PROBLEM: Going through the entries below, count each line containing the word "Quadratic". Report the number only.

Page and application data records:
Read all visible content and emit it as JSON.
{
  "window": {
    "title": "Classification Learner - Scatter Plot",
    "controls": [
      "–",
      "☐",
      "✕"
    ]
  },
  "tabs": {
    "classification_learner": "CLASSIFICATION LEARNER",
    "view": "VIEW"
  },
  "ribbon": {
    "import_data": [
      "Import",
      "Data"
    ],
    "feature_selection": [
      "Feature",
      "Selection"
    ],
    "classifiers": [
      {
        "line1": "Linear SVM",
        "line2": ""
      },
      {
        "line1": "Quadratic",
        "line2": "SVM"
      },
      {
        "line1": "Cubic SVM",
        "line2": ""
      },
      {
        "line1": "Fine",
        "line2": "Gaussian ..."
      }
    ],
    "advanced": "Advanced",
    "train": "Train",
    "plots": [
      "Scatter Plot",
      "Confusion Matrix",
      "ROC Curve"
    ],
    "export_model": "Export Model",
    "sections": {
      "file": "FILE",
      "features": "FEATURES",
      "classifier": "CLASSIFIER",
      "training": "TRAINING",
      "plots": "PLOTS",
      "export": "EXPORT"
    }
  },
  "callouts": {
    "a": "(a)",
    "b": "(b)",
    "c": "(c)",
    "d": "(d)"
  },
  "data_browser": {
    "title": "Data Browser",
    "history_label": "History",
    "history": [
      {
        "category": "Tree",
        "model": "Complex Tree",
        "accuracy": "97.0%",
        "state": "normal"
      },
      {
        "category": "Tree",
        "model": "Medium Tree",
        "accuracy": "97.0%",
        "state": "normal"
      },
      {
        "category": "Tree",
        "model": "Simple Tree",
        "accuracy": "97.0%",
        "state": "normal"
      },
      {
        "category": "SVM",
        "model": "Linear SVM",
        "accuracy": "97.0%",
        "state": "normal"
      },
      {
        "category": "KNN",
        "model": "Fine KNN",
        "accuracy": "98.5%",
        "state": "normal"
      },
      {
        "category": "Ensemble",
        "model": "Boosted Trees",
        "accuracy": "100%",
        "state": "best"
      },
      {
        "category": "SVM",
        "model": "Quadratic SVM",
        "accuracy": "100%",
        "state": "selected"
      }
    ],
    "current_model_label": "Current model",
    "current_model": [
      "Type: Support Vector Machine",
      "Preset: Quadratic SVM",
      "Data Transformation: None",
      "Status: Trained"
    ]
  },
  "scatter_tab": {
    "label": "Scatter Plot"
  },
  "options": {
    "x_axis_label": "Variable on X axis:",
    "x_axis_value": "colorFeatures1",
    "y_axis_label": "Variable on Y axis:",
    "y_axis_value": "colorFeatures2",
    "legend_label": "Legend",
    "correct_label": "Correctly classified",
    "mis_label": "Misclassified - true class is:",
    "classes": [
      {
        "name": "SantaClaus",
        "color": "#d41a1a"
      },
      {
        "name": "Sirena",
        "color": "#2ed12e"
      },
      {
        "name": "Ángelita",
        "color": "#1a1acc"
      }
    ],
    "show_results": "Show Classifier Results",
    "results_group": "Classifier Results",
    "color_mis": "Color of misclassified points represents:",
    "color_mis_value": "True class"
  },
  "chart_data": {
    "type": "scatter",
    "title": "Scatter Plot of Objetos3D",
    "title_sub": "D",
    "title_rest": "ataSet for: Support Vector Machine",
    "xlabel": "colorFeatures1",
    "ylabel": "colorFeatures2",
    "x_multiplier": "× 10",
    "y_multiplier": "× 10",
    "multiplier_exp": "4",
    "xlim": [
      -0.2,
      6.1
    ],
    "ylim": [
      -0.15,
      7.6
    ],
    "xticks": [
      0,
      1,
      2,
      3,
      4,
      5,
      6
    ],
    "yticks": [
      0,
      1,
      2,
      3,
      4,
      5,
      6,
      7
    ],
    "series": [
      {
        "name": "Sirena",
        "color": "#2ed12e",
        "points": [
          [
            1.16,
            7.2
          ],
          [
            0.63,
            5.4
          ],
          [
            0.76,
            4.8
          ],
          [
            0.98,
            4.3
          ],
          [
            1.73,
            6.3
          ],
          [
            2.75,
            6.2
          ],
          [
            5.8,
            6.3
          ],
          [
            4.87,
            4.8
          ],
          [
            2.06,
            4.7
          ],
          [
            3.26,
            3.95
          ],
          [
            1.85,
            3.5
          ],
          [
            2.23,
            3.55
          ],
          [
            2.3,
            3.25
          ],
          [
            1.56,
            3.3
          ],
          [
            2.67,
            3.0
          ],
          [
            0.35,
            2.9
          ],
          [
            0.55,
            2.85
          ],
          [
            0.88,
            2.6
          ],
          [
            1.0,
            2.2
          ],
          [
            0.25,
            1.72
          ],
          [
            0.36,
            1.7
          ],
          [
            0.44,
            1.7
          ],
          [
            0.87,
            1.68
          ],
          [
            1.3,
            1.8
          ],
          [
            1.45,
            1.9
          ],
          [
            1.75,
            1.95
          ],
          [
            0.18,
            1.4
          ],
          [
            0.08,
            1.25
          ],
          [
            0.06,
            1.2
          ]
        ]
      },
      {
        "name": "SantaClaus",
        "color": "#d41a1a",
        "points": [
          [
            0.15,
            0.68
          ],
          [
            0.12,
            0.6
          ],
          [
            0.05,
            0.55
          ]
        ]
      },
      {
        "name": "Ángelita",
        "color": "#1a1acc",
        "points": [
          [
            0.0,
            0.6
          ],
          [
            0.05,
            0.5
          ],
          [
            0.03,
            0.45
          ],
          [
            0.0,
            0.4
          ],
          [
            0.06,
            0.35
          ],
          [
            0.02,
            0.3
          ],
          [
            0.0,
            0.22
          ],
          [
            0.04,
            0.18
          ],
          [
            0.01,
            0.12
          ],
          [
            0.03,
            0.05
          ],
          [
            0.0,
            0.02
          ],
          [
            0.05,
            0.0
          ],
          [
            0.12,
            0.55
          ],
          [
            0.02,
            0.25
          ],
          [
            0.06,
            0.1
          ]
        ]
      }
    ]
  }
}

WRITTEN ANSWER: 3